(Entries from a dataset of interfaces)
===
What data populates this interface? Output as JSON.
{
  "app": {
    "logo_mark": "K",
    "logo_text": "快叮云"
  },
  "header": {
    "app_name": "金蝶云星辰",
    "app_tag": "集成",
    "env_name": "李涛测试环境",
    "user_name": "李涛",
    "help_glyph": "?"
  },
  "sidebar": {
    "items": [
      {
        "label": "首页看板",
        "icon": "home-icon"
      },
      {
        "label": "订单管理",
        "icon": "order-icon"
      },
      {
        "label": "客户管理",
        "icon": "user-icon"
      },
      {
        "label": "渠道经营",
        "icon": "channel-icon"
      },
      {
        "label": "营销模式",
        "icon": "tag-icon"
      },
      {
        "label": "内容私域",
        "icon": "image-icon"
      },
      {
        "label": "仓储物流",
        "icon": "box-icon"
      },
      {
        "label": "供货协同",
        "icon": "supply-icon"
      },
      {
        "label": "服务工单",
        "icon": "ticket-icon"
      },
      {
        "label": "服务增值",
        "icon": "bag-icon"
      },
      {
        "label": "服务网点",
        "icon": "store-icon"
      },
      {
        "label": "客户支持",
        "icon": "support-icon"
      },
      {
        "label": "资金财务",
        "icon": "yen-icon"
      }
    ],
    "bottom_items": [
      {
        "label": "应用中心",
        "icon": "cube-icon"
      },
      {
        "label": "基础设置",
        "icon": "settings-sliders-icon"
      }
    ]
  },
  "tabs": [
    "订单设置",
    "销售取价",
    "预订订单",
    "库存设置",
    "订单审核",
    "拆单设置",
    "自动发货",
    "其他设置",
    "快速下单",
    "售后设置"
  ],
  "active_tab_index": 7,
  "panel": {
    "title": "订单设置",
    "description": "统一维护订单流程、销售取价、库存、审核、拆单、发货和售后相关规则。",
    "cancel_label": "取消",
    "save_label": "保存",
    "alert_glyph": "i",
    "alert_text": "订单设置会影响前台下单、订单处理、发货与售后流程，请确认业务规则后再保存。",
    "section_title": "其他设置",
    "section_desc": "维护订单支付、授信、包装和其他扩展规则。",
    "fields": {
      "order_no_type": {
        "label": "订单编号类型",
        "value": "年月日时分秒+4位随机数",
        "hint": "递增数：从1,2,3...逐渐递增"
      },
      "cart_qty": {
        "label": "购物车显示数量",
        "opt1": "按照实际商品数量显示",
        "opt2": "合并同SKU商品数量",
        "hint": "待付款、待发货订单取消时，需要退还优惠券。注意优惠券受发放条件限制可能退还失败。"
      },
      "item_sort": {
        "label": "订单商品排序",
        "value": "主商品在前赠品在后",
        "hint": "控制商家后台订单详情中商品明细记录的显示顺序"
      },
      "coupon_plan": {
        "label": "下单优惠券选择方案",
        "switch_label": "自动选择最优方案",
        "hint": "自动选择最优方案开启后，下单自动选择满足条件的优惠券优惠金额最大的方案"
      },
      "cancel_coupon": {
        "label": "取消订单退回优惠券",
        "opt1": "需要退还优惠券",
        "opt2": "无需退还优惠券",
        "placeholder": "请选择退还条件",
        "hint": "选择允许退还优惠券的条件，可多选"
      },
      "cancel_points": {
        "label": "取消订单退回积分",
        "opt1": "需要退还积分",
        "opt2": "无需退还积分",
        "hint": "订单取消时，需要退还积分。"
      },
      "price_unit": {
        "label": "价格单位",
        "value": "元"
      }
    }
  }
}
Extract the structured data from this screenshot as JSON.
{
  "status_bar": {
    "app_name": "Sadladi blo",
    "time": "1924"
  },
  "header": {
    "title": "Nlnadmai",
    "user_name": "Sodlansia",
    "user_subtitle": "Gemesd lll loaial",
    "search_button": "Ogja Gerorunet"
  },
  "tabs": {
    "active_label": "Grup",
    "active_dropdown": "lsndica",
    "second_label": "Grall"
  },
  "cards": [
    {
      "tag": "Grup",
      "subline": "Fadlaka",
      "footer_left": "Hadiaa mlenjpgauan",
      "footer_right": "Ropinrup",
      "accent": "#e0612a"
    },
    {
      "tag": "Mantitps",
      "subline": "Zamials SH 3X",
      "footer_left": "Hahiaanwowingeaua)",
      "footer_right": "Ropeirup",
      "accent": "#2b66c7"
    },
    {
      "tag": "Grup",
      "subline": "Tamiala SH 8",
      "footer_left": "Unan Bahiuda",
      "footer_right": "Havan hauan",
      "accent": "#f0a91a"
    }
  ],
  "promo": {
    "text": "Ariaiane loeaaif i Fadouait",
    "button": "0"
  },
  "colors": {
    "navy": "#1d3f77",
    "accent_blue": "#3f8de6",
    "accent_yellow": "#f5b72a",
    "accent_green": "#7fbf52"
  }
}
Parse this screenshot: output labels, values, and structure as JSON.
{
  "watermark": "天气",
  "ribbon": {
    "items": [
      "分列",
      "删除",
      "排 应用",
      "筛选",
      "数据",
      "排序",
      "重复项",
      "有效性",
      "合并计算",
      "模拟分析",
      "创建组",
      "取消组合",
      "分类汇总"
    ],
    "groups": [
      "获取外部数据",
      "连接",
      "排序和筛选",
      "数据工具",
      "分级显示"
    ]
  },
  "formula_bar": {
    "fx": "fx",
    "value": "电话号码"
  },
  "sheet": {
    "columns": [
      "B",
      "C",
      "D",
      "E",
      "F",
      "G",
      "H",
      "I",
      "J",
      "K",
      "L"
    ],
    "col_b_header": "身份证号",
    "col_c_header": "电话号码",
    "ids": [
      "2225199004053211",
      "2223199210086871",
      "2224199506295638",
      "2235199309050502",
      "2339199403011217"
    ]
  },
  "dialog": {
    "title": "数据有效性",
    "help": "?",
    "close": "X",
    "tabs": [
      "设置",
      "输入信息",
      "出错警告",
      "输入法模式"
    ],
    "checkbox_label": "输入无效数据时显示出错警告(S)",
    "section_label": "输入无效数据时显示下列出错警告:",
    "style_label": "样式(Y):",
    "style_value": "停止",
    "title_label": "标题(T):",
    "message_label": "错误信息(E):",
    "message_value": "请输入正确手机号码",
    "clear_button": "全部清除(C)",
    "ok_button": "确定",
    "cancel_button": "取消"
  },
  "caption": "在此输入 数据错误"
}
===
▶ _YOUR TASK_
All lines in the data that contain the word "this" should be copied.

▶ _EXERCISE SOLUTION_
What data populates this interface? Output as JSON.
Extract the structured data from this screenshot as JSON.
Parse this screenshot: output labels, values, and structure as JSON.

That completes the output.